Please use this identifier to cite or link to this item: http://hdl.handle.net/1893/25037
Appears in Collections:Senior Management Team Journal Articles
Peer Review Status: Refereed
Title: Forgiving you is hard, but forgetting seems easy: can forgiveness facilitate forgetting?
Authors: Noreen, Saima
Bierman, Raynette N
MacLeod, Malcolm
Contact Email: malcolm.macleod@stir.ac.uk
Keywords: forgiveness
motivated forgetting
inhibition
Issue Date: Jul-2014
Citation: Noreen S, Bierman RN & MacLeod M (2014) Forgiving you is hard, but forgetting seems easy: can forgiveness facilitate forgetting?, Psychological Science, 25 (7), pp. 1295-1302.
Abstract: Forgiveness is considered to play a key role in the maintenance of social relationships, the avoidance of unnecessary conflict, and the ability to move forward with one's life. But why is it that some people find it easier to forgive and forget than others? In the current study, we explored the supposed relationship between forgiveness and forgetting. In an initial session, 30 participants imagined that they were the victim in a series of hypothetical incidents and indicated whether or not they would forgive the transgressor. Following a standard think/no-think procedure, in which participants were trained to think or not to think about some of these incidents, more forgetting was observed for incidents that had been forgiven following no-think instructions compared with either think or baseline instructions. In contrast, no such forgetting effects emerged for incidents that had not previously been forgiven. These findings have implications for goal-directed forgetting and the relationship between forgiveness and memory.
DOI Link: http://dx.doi.org/10.1177/0956797614531602
Rights: Publisher policy allows this work to be made available in this repository. Published in Psychological Science Volume: 25 issue: 7, page(s): 1295-1302 by SAGE. The original publication is available at: https://doi.org/10.1177/0956797614531602
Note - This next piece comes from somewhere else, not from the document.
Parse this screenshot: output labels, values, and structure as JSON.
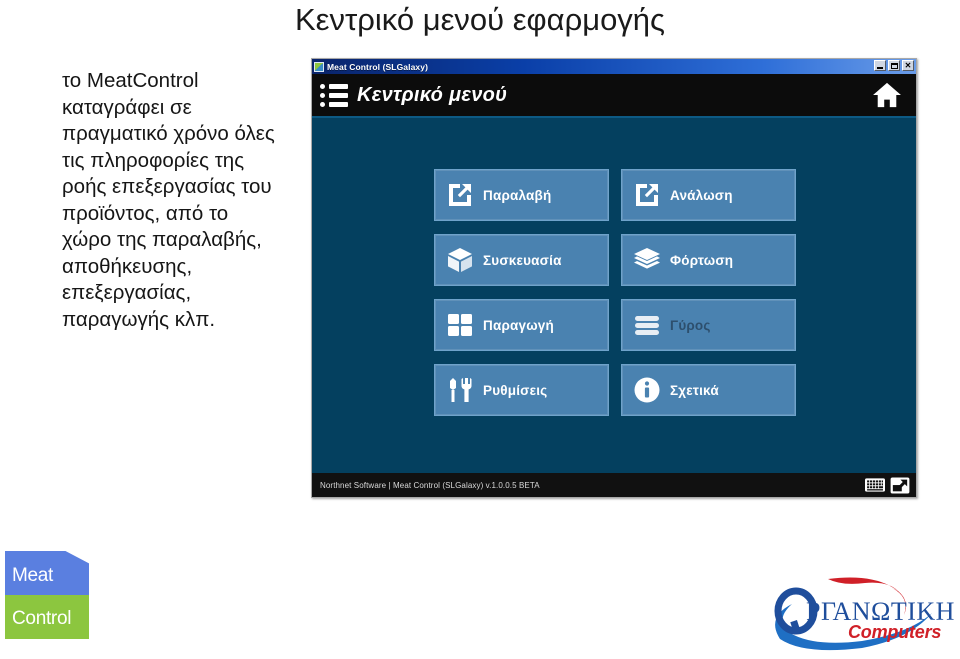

Files in This Item:
File Description SizeFormat 
ASA2014.pdf594.25 kBAdobe PDFView/Open
Supplementary_Materialsv2.pdf152.41 kBAdobe PDFView/Open



This item is protected by original copyright



Items in the Repository are protected by copyright, with all rights reserved, unless otherwise indicated.

If you believe that any material held in STORRE infringes copyright, please contact library@stir.ac.uk providing details and we will remove the Work from public display in STORRE and investigate your claim.